What the task asks
When the word "Conversion" shows up in a line of the data below, copy that whole line.

==== Data extracts

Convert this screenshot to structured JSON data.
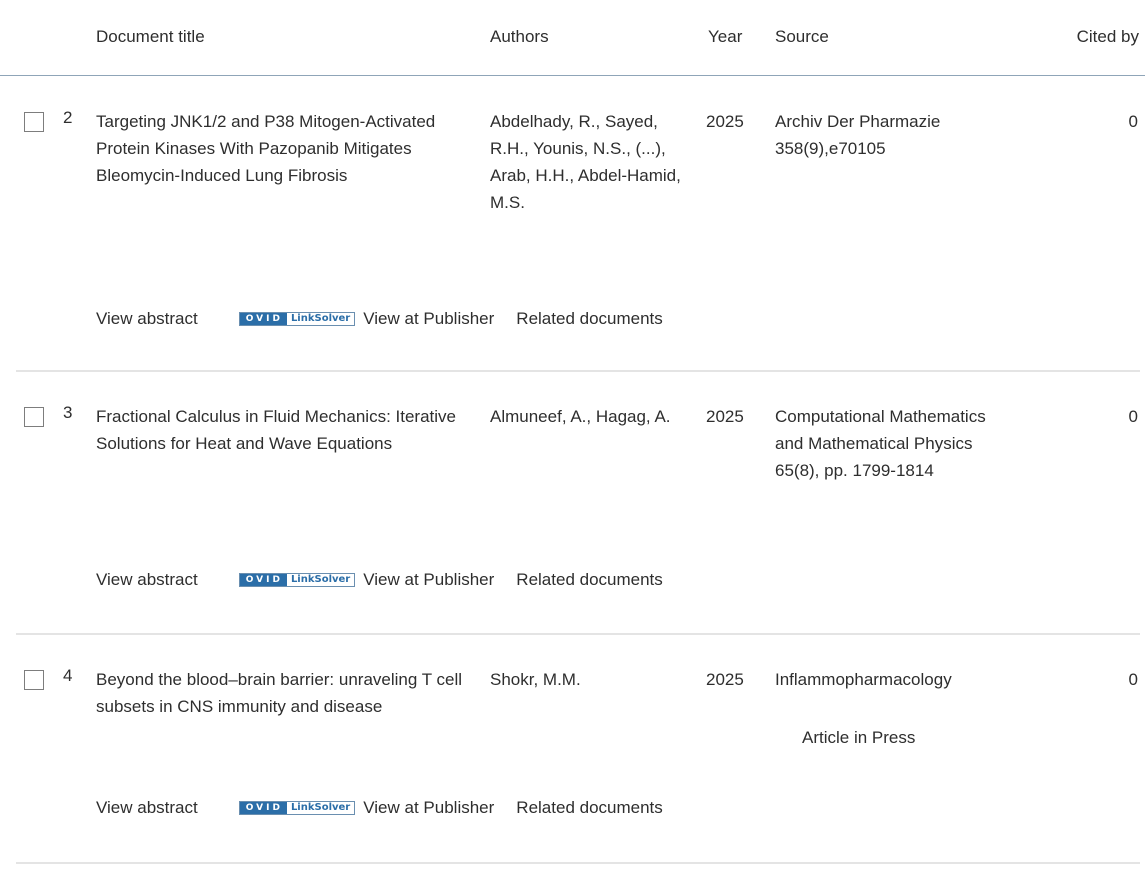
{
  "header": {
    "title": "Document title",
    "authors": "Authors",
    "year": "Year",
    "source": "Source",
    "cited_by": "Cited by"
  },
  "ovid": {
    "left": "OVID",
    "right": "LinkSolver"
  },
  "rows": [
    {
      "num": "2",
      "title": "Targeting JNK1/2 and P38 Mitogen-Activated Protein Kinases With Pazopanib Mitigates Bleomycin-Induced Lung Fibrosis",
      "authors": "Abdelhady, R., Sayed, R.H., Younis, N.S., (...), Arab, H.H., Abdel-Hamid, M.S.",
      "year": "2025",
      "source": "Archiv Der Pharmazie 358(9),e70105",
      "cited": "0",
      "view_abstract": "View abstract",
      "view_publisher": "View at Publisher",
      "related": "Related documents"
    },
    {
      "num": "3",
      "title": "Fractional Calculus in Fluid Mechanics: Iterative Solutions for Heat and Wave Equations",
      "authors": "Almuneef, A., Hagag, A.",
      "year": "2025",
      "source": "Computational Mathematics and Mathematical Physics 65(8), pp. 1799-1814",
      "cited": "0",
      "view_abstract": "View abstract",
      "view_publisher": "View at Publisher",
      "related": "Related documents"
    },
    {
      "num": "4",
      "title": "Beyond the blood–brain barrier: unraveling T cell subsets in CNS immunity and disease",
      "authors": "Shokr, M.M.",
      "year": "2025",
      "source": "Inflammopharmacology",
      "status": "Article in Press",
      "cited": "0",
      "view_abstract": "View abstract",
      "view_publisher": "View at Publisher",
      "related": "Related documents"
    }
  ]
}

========
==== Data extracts

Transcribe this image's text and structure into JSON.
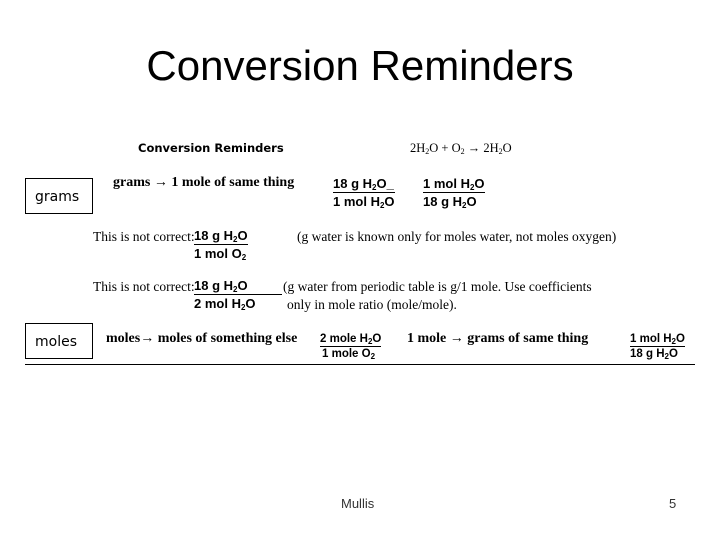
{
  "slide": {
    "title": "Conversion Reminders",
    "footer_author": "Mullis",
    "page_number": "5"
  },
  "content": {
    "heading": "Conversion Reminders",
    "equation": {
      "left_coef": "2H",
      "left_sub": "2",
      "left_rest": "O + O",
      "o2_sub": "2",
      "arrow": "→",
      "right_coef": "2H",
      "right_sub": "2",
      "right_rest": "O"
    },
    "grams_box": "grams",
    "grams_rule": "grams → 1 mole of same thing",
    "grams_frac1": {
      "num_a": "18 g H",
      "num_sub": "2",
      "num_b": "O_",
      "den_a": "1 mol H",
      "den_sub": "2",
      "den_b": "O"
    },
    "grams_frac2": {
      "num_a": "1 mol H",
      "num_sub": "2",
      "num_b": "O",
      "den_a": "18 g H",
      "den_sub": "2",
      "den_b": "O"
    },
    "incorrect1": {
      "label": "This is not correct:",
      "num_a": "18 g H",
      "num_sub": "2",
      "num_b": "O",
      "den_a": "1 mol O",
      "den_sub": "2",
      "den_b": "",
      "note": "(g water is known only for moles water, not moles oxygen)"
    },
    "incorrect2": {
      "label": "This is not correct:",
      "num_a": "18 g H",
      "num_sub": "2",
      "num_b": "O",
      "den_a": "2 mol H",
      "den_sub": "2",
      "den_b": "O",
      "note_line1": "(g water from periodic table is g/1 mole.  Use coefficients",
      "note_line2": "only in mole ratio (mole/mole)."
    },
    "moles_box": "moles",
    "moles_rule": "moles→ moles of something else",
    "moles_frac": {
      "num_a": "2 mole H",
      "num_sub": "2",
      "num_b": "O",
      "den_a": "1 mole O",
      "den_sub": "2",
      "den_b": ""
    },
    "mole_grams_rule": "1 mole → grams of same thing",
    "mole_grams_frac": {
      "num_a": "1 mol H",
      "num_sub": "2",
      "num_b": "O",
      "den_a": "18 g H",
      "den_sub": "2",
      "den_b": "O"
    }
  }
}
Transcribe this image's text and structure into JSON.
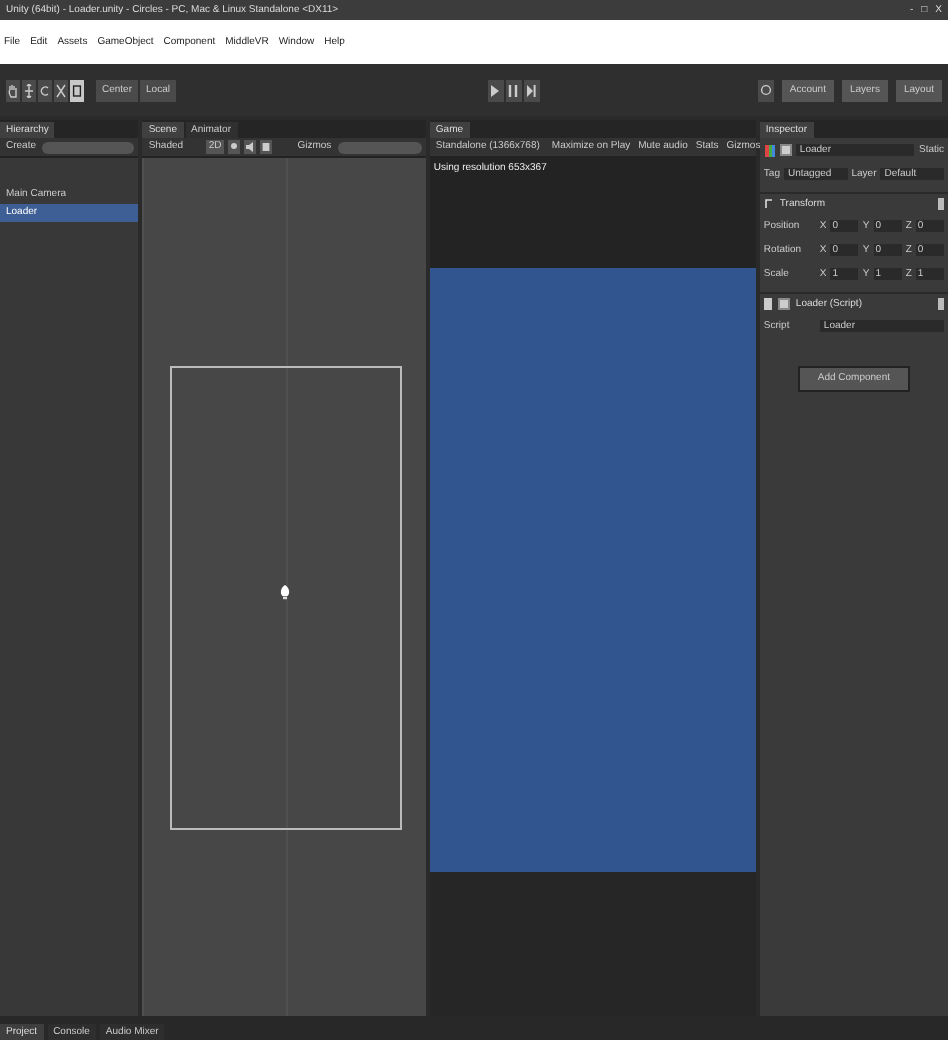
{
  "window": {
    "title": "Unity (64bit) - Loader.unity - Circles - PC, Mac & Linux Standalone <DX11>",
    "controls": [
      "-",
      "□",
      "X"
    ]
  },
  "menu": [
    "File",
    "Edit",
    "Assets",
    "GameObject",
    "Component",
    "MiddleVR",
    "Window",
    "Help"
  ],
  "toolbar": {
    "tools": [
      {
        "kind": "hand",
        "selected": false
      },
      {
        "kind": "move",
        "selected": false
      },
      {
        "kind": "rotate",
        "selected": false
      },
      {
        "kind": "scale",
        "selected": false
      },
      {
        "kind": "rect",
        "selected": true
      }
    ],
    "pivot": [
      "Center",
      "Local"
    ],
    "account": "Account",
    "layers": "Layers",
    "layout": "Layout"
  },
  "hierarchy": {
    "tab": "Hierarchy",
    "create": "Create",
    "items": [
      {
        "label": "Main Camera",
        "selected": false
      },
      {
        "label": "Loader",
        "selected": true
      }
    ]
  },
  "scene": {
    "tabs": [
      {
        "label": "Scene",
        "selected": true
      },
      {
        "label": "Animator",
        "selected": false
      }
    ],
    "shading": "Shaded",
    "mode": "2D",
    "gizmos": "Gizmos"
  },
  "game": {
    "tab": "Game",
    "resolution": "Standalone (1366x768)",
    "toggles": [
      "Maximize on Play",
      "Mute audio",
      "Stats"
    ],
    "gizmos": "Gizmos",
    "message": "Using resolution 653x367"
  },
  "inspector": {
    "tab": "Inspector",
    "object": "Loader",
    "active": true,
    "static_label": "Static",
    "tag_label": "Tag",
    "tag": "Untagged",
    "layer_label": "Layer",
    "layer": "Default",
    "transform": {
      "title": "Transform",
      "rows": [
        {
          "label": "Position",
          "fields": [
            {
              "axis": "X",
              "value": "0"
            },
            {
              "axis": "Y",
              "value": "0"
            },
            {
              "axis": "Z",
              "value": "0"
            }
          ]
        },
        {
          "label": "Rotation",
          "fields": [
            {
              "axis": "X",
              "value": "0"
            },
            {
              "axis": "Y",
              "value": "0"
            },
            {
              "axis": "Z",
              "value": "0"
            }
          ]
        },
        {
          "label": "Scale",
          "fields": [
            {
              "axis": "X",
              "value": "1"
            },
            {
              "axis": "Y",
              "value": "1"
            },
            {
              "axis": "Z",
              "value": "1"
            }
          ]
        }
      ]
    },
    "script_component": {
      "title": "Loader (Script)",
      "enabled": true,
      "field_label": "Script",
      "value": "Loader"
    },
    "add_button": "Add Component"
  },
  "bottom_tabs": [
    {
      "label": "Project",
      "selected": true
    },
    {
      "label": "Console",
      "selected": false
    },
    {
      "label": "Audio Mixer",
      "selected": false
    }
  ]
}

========
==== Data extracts

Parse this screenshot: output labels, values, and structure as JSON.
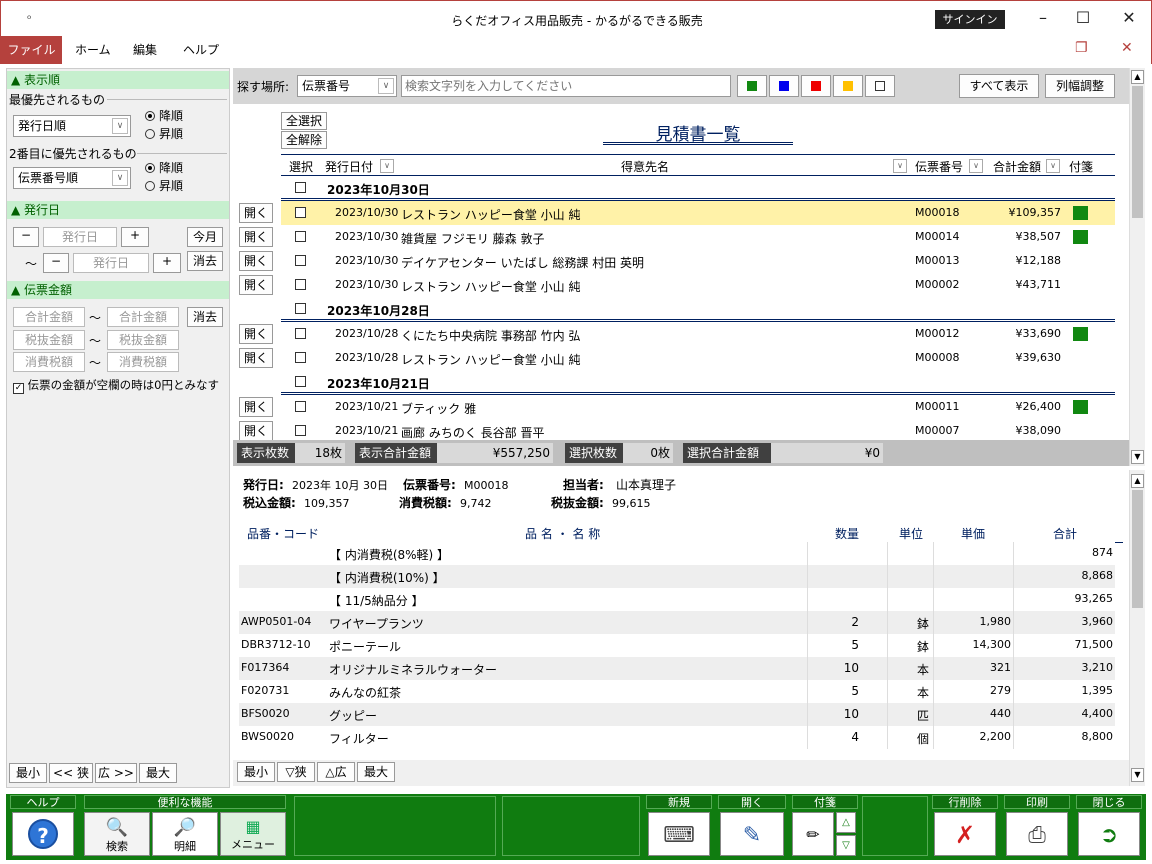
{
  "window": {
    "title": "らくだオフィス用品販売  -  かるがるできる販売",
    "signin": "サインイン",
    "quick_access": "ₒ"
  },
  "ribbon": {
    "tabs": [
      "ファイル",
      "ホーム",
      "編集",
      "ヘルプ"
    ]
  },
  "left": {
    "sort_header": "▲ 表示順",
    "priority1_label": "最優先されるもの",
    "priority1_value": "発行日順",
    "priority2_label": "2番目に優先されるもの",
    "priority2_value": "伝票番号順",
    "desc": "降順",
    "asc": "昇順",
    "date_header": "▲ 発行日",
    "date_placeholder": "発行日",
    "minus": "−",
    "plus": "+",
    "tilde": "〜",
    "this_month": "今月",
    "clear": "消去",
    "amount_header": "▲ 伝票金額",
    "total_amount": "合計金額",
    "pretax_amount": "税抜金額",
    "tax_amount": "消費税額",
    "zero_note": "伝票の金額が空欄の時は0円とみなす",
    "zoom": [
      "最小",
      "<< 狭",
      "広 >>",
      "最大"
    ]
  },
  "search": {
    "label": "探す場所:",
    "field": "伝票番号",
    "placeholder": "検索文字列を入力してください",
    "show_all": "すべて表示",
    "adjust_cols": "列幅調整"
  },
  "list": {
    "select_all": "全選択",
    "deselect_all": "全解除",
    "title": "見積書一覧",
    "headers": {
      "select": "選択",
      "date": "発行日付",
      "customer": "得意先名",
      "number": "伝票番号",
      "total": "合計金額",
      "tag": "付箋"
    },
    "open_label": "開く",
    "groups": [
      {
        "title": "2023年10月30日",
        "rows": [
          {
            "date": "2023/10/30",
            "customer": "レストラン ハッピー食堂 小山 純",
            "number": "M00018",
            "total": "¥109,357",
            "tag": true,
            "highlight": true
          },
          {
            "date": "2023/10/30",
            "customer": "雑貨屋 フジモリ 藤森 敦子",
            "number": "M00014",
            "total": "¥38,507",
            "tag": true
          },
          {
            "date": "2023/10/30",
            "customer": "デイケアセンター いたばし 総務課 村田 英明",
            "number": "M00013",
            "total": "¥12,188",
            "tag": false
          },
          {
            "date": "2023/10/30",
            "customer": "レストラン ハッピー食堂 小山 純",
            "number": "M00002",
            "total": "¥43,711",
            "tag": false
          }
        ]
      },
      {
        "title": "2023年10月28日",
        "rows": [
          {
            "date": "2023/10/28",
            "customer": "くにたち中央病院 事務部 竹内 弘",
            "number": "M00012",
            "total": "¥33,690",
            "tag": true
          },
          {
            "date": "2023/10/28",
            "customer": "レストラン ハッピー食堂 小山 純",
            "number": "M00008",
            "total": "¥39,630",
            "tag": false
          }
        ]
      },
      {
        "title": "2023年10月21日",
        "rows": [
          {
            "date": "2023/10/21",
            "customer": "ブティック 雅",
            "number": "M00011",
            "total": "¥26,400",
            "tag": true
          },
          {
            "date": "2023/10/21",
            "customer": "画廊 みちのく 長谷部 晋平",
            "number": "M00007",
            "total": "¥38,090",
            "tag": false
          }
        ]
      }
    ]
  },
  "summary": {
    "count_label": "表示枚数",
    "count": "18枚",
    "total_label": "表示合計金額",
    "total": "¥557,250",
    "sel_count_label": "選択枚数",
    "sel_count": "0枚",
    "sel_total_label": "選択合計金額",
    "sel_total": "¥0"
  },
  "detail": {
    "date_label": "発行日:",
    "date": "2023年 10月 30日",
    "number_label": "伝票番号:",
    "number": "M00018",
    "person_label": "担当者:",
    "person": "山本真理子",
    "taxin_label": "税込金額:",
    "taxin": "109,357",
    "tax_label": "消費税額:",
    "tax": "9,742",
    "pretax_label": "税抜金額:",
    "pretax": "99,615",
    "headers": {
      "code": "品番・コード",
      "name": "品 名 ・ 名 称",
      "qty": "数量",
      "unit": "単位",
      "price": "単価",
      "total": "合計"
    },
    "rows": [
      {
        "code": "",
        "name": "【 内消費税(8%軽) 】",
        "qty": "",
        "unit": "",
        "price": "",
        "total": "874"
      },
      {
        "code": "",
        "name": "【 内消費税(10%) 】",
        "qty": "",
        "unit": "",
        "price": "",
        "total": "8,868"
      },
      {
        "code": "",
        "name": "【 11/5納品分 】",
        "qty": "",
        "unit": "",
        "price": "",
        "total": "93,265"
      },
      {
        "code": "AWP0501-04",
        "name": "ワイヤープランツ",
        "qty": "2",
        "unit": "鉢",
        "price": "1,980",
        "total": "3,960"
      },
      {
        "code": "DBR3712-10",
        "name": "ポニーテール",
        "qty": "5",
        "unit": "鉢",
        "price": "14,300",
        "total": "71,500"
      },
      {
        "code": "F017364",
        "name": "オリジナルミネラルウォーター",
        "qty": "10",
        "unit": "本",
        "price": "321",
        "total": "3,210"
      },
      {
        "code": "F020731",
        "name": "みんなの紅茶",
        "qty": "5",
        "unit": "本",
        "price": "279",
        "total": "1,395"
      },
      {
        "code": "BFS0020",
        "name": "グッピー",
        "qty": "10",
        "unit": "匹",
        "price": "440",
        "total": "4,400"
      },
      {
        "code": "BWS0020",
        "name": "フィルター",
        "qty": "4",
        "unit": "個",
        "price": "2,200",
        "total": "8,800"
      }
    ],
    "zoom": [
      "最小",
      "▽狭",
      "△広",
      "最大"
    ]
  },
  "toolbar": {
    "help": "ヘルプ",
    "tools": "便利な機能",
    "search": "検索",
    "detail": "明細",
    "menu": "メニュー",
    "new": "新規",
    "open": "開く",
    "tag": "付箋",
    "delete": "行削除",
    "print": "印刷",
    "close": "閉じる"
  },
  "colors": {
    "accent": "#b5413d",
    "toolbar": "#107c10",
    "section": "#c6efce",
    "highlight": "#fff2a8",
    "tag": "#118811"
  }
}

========

Result for this task
    "title": "Conversion Reminders",
    "heading": "Conversion Reminders",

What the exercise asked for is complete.